> _WHAT IS REQUIRED_: What is needed is an exact copy of all the data.

> _SOURCE INFORMATION_:
____

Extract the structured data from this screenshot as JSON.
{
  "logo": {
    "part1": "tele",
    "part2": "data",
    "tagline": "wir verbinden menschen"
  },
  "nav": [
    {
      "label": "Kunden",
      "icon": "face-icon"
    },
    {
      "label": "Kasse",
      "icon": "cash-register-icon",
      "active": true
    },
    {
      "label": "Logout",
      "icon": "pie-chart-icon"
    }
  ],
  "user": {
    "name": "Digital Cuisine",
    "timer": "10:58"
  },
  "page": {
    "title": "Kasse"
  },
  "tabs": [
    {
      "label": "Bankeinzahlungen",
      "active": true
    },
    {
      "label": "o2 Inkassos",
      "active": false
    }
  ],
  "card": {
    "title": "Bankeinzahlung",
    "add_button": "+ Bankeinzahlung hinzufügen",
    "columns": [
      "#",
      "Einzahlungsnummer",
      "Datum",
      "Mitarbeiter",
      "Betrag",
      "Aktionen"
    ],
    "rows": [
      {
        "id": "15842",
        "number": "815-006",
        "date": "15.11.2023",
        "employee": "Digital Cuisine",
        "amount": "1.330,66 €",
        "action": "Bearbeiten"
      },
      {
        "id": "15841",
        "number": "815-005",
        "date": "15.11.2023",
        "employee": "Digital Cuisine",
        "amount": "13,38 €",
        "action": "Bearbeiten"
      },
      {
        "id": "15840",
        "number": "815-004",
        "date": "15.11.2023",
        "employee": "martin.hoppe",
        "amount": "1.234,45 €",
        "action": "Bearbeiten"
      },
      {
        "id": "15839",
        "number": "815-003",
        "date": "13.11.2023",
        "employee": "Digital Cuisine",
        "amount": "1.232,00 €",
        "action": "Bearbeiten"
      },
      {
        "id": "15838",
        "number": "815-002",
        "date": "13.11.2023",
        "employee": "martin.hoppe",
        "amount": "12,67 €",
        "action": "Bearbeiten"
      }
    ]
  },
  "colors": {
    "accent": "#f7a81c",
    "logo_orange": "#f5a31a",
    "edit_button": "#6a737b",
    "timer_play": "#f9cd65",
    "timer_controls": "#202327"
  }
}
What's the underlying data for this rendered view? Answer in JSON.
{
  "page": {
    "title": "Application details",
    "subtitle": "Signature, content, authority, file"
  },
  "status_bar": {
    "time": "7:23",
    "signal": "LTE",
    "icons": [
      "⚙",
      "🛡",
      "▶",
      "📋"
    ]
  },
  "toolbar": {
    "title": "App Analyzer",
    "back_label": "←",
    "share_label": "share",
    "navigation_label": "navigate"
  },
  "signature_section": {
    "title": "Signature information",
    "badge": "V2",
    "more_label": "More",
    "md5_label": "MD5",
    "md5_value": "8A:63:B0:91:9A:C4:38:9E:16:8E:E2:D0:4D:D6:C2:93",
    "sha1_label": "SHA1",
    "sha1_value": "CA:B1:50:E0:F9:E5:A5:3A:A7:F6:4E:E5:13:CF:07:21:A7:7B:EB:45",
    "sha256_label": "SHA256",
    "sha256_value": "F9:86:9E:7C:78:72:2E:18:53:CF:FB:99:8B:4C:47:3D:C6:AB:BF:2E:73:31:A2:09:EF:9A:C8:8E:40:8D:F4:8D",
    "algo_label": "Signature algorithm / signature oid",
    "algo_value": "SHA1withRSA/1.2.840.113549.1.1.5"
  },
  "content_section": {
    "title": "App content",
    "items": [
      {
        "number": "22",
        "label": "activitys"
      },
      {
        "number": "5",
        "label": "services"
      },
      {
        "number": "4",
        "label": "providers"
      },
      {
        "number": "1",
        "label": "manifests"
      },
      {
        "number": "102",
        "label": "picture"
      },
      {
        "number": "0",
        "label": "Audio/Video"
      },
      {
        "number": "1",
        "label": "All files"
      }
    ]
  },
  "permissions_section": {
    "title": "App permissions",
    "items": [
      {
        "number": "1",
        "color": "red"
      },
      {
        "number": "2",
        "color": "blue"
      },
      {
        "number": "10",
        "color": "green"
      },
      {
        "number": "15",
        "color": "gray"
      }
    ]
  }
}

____

> _THE COMPLETED TASK_:
Extract the structured data from this screenshot as JSON.
{
  "logo": {
    "part1": "tele",
    "part2": "data",
    "tagline": "wir verbinden menschen"
  },
  "nav": [
    {
      "label": "Kunden",
      "icon": "face-icon"
    },
    {
      "label": "Kasse",
      "icon": "cash-register-icon",
      "active": true
    },
    {
      "label": "Logout",
      "icon": "pie-chart-icon"
    }
  ],
  "user": {
    "name": "Digital Cuisine",
    "timer": "10:58"
  },
  "page": {
    "title": "Kasse"
  },
  "tabs": [
    {
      "label": "Bankeinzahlungen",
      "active": true
    },
    {
      "label": "o2 Inkassos",
      "active": false
    }
  ],
  "card": {
    "title": "Bankeinzahlung",
    "add_button": "+ Bankeinzahlung hinzufügen",
    "columns": [
      "#",
      "Einzahlungsnummer",
      "Datum",
      "Mitarbeiter",
      "Betrag",
      "Aktionen"
    ],
    "rows": [
      {
        "id": "15842",
        "number": "815-006",
        "date": "15.11.2023",
        "employee": "Digital Cuisine",
        "amount": "1.330,66 €",
        "action": "Bearbeiten"
      },
      {
        "id": "15841",
        "number": "815-005",
        "date": "15.11.2023",
        "employee": "Digital Cuisine",
        "amount": "13,38 €",
        "action": "Bearbeiten"
      },
      {
        "id": "15840",
        "number": "815-004",
        "date": "15.11.2023",
        "employee": "martin.hoppe",
        "amount": "1.234,45 €",
        "action": "Bearbeiten"
      },
      {
        "id": "15839",
        "number": "815-003",
        "date": "13.11.2023",
        "employee": "Digital Cuisine",
        "amount": "1.232,00 €",
        "action": "Bearbeiten"
      },
      {
        "id": "15838",
        "number": "815-002",
        "date": "13.11.2023",
        "employee": "martin.hoppe",
        "amount": "12,67 €",
        "action": "Bearbeiten"
      }
    ]
  },
  "colors": {
    "accent": "#f7a81c",
    "logo_orange": "#f5a31a",
    "edit_button": "#6a737b",
    "timer_play": "#f9cd65",
    "timer_controls": "#202327"
  }
}
What's the underlying data for this rendered view? Answer in JSON.
{
  "page": {
    "title": "Application details",
    "subtitle": "Signature, content, authority, file"
  },
  "status_bar": {
    "time": "7:23",
    "signal": "LTE",
    "icons": [
      "⚙",
      "🛡",
      "▶",
      "📋"
    ]
  },
  "toolbar": {
    "title": "App Analyzer",
    "back_label": "←",
    "share_label": "share",
    "navigation_label": "navigate"
  },
  "signature_section": {
    "title": "Signature information",
    "badge": "V2",
    "more_label": "More",
    "md5_label": "MD5",
    "md5_value": "8A:63:B0:91:9A:C4:38:9E:16:8E:E2:D0:4D:D6:C2:93",
    "sha1_label": "SHA1",
    "sha1_value": "CA:B1:50:E0:F9:E5:A5:3A:A7:F6:4E:E5:13:CF:07:21:A7:7B:EB:45",
    "sha256_label": "SHA256",
    "sha256_value": "F9:86:9E:7C:78:72:2E:18:53:CF:FB:99:8B:4C:47:3D:C6:AB:BF:2E:73:31:A2:09:EF:9A:C8:8E:40:8D:F4:8D",
    "algo_label": "Signature algorithm / signature oid",
    "algo_value": "SHA1withRSA/1.2.840.113549.1.1.5"
  },
  "content_section": {
    "title": "App content",
    "items": [
      {
        "number": "22",
        "label": "activitys"
      },
      {
        "number": "5",
        "label": "services"
      },
      {
        "number": "4",
        "label": "providers"
      },
      {
        "number": "1",
        "label": "manifests"
      },
      {
        "number": "102",
        "label": "picture"
      },
      {
        "number": "0",
        "label": "Audio/Video"
      },
      {
        "number": "1",
        "label": "All files"
      }
    ]
  },
  "permissions_section": {
    "title": "App permissions",
    "items": [
      {
        "number": "1",
        "color": "red"
      },
      {
        "number": "2",
        "color": "blue"
      },
      {
        "number": "10",
        "color": "green"
      },
      {
        "number": "15",
        "color": "gray"
      }
    ]
  }
}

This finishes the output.